→ **Work to be completed**: Which lines of the entries below contain the string "time"? Copy each one.

→ **Provided material**:
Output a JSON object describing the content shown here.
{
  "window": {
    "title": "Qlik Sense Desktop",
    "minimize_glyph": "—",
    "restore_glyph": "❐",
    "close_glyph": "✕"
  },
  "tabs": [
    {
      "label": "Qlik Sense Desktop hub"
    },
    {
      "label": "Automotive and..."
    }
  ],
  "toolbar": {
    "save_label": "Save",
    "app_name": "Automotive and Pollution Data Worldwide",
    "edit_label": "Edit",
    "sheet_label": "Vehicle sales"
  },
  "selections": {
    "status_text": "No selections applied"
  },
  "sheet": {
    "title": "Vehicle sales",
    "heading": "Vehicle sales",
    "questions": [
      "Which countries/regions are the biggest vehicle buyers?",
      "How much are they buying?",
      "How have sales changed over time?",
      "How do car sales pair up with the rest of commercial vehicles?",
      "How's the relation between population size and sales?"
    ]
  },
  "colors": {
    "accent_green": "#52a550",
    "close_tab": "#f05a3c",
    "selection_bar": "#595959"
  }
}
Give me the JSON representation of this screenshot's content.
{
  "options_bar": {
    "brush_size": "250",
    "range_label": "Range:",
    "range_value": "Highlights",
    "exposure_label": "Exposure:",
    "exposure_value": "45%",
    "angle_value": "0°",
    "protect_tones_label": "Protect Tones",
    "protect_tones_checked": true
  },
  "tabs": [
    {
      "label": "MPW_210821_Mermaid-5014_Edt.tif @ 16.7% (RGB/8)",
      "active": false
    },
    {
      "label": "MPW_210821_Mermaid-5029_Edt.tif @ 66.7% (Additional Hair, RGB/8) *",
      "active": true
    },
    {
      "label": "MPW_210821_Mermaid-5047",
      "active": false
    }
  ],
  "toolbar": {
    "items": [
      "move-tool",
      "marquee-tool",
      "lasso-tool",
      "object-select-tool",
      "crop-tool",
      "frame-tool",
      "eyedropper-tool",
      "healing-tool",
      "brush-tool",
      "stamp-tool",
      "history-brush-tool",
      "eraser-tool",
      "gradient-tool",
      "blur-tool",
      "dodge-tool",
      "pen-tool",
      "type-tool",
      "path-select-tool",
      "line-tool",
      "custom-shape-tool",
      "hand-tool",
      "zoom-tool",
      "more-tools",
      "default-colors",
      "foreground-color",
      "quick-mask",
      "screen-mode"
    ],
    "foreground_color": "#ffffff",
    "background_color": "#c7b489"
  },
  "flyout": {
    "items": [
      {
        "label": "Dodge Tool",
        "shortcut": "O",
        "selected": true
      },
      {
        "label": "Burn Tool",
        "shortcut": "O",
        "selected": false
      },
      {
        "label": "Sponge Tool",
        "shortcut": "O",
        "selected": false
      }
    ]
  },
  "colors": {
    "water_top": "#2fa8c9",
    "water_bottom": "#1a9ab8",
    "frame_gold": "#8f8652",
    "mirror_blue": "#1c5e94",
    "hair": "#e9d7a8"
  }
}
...
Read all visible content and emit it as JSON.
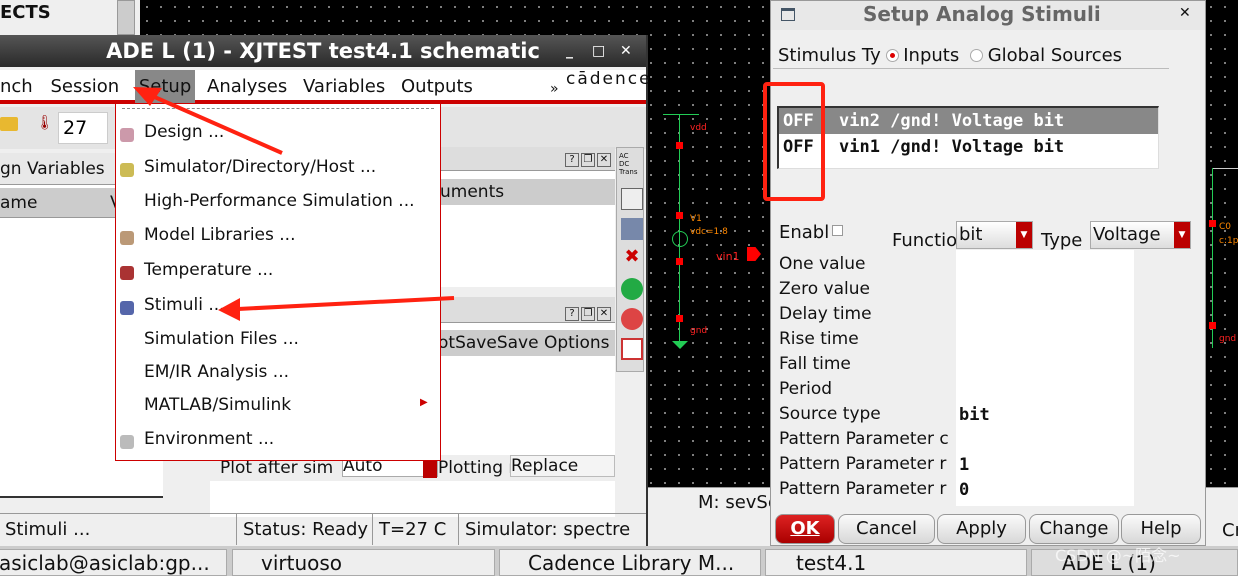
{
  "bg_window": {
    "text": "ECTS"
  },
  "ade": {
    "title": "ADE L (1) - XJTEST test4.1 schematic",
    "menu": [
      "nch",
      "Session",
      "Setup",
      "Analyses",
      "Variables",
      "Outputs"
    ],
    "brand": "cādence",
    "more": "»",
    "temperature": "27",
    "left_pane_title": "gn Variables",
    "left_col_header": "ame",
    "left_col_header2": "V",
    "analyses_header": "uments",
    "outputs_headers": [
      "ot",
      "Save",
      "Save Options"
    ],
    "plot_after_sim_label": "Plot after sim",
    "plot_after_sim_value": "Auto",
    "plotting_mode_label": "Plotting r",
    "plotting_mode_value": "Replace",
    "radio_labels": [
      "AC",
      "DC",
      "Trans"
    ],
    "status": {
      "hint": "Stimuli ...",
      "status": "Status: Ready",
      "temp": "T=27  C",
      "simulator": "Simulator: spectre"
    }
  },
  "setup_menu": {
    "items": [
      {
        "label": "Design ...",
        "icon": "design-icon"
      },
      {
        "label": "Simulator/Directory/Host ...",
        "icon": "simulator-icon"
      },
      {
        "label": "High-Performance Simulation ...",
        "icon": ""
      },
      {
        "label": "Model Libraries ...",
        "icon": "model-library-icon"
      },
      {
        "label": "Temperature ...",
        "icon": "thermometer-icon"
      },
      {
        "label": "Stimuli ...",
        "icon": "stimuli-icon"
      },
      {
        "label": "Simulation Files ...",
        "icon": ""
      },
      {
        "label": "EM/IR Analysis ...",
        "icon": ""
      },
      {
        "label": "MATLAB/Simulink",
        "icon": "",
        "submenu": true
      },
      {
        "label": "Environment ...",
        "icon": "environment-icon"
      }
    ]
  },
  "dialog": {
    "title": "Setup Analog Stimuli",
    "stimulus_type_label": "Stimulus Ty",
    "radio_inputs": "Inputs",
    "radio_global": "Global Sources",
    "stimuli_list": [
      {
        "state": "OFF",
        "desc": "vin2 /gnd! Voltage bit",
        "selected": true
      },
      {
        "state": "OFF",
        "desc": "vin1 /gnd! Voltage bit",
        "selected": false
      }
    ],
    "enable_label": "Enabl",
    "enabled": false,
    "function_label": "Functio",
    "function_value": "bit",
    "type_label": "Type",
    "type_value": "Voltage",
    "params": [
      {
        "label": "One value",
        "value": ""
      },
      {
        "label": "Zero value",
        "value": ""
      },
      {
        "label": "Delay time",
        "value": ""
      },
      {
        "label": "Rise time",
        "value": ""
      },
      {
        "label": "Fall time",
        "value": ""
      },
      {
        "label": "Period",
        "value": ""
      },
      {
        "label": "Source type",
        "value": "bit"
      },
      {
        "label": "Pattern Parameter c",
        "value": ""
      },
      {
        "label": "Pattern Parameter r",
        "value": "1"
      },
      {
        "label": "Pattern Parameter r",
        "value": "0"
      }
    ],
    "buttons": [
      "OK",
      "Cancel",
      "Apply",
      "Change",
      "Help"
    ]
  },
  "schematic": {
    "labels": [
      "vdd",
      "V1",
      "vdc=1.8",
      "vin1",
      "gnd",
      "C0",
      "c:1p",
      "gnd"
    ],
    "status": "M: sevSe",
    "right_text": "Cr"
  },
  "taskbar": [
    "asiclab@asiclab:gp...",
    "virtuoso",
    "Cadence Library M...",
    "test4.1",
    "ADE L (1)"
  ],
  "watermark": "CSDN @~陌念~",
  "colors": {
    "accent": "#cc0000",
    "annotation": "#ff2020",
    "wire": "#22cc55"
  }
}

→ **Response box**:
      "How have sales changed over time?",
        "label": "Delay time",
        "label": "Rise time",
        "label": "Fall time",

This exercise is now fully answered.